▶ _What you need to do_: Which of the lines below include the word "Info"? Pull each one out.

▶ _Extracted records_:
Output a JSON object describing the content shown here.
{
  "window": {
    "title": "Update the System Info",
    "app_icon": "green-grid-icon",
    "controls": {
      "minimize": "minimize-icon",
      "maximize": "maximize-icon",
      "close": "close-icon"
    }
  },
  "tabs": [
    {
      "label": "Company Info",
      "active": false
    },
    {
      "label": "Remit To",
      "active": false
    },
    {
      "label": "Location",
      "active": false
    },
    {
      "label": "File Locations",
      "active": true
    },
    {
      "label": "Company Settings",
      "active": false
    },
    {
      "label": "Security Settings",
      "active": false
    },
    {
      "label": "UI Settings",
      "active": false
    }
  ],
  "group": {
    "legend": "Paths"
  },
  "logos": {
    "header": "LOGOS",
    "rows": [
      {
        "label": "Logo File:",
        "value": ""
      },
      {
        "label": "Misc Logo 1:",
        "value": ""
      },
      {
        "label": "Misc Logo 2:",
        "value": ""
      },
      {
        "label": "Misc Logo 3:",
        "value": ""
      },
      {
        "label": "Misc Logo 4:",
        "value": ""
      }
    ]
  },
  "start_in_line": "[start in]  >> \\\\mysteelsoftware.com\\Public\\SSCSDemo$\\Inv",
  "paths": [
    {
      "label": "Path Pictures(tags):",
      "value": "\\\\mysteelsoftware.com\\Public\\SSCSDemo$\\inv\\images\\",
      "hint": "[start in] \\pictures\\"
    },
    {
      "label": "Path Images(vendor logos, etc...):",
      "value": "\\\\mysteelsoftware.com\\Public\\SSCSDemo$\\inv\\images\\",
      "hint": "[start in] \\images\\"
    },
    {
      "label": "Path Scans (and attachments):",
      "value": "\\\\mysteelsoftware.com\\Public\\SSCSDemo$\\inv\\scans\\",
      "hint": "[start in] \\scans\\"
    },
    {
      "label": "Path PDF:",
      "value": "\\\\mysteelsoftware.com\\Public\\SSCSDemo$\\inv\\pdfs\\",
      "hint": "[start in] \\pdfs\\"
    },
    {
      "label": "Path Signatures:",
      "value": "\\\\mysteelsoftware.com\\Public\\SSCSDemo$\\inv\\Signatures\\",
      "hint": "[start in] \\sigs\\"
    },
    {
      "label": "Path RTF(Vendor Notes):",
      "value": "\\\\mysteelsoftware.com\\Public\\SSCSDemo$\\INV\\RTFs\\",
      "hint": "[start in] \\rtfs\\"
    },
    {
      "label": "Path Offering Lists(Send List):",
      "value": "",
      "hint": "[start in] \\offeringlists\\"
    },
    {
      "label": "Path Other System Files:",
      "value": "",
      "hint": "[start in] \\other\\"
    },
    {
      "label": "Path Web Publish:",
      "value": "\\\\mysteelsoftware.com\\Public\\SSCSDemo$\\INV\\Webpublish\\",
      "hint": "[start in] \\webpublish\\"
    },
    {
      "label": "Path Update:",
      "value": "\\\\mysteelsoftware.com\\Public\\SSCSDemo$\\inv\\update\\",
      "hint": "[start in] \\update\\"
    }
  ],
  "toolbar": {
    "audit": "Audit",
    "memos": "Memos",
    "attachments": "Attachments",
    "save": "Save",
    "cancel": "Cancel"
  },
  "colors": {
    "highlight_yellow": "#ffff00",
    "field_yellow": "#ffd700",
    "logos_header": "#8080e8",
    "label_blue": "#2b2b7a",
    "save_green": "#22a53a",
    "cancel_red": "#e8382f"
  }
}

▶ _Solution to this exercise_:
    "title": "Update the System Info",
      "label": "Company Info",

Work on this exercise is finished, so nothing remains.